|Conflict en ontwikkeling: een dubbelzinnige relatie
Frerks, G.E. - \ 2002
LOVA : tijdschrift voor feministische antropologie 23 (2002)1. - ISSN 1388-4840
ontwikkelingshulp - ontwikkelingsstudies - conflict - agressie - veiligheid - ontwikkelingslanden - ontwikkelingssamenwerking - vrede - development aid - development studies - aggression - safety - developing countries - development cooperation - peace
Ontwikkelingssamenwerking kan ook tot conflicten leiden. Joke Schrijvers, hoogleraar ontwikkelingsstudies, heeft de systematische reflectie over het verband tussen geweld en ontwikkeling tot een centraal punt in haar wetenschappelijk werk gemaakt
Democracy under fire
Vriens, G. ; Zeeuw, J. de - \ 1999
Wageningen : Wageningen Disaster Studies - ISBN 9789076657035 - 42
conflict - wereld - democratie - politiek - politieke systemen - militaire activiteiten - nationale politiek - internationale conflicten - vrede - conflict - world - democracy - politics - political systems - military activities - national politics - international conflicts - peace
|Fighting for the Rain Forest: war, youth and resources in Sierra Leone.
Richards, P. - \ 1996
London [etc.] : James Currey [etc.] - ISBN 9780852553985 - 198
jeugd - oorlog - bosbedrijfsvoering - regenbossen - milieueffect - geschiedenis - sociale structuur - sierra leone - west-afrika - vrede - youth - war - forest management - rain forests - environmental impact - history - social structure - west africa - peace

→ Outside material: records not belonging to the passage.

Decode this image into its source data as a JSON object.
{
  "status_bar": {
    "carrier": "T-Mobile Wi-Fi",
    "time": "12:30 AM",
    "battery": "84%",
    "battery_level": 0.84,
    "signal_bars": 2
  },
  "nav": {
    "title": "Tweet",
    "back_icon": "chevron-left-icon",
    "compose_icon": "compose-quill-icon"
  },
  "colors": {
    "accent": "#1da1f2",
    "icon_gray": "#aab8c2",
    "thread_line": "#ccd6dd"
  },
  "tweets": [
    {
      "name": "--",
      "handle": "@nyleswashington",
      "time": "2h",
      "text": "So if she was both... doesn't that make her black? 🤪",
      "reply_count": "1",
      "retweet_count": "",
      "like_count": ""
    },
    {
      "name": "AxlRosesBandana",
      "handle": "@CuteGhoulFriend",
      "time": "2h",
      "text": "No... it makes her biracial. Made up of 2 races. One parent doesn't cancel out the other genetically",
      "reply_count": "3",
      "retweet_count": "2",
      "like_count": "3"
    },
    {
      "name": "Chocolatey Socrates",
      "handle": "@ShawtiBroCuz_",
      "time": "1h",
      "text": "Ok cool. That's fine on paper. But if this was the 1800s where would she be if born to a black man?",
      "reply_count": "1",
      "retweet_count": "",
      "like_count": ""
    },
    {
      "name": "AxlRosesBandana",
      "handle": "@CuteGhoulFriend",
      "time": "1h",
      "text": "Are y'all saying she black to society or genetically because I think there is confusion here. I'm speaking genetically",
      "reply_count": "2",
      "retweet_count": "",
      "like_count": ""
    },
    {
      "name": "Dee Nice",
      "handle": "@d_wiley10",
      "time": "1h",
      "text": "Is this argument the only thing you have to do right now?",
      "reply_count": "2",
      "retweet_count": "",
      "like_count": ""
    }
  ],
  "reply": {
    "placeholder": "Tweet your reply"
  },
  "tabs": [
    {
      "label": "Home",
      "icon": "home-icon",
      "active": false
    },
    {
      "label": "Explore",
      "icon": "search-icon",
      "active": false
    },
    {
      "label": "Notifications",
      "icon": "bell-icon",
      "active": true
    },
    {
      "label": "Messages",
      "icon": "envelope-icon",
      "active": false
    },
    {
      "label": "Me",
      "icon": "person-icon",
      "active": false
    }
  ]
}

A study of the methods of warfare, the youths involved and the aspirations for schools and jobs that motivates them to fight. The author argues that the war can only be understood in the context of old traditions of social and technical management of the forest.